Maine Department of Marine Resources commissioner Patrick Keliher has sent a letter to NOAA's Northeast Fisheries Science Center, refuting a recent memo which suggests that the lobster industry may be playing a role in the decline of the North Atlantic Right Whale.
"This publication, this technical memo as written, really creates a challenge for folks who want to have a conversation that's based on really sound science,” says Jeff Nichols, spokesperson for Maine DMR.
Nichols says, as an example, there's little evidence to support the notion that lobstermen are using "tougher rope" than they did prior to 2015, contributing to entanglements. And he says the memo attempts to link whale entanglement risk to the amount of lobster being landed.
"To say that because Maine landings are on the increase, the risk is also on the increase is not borne out by the data,” Nichols says.
Executive Director of the Maine Lobstermen's Association, Patrice McCarron, has also questioned the data and its relevance, as none of the 17 North Atlantic Right Whale deaths recorded last year occurred in Maine, where the bulk of lobstering takes place.
Nichols says the department does have "lingering questions" about what role an emerging Canadian snow crab industry may be playing.
The letter reiterates concerns that have emerged from the industry since the report was released.
The Atlantic Large Whale Take Reduction Team is set to meet next week in Providence, Rhode Island to consider measures including possible zone closures and changes to gear.
The North Atlantic Right Whale is one of the most endangered marine mammals on earth, with numbers estimated at about 450 remaining in the wild.

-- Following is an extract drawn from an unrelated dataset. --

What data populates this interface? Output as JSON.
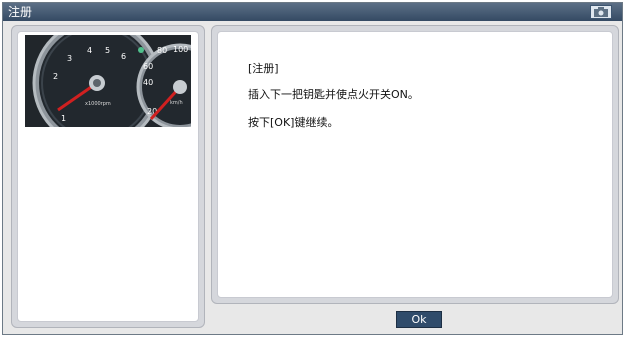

Conservation experts, and scientists at NOAA, have agreed that ship strikes and gear entanglements are contributing to whale population decline, and hastening the species toward extinction.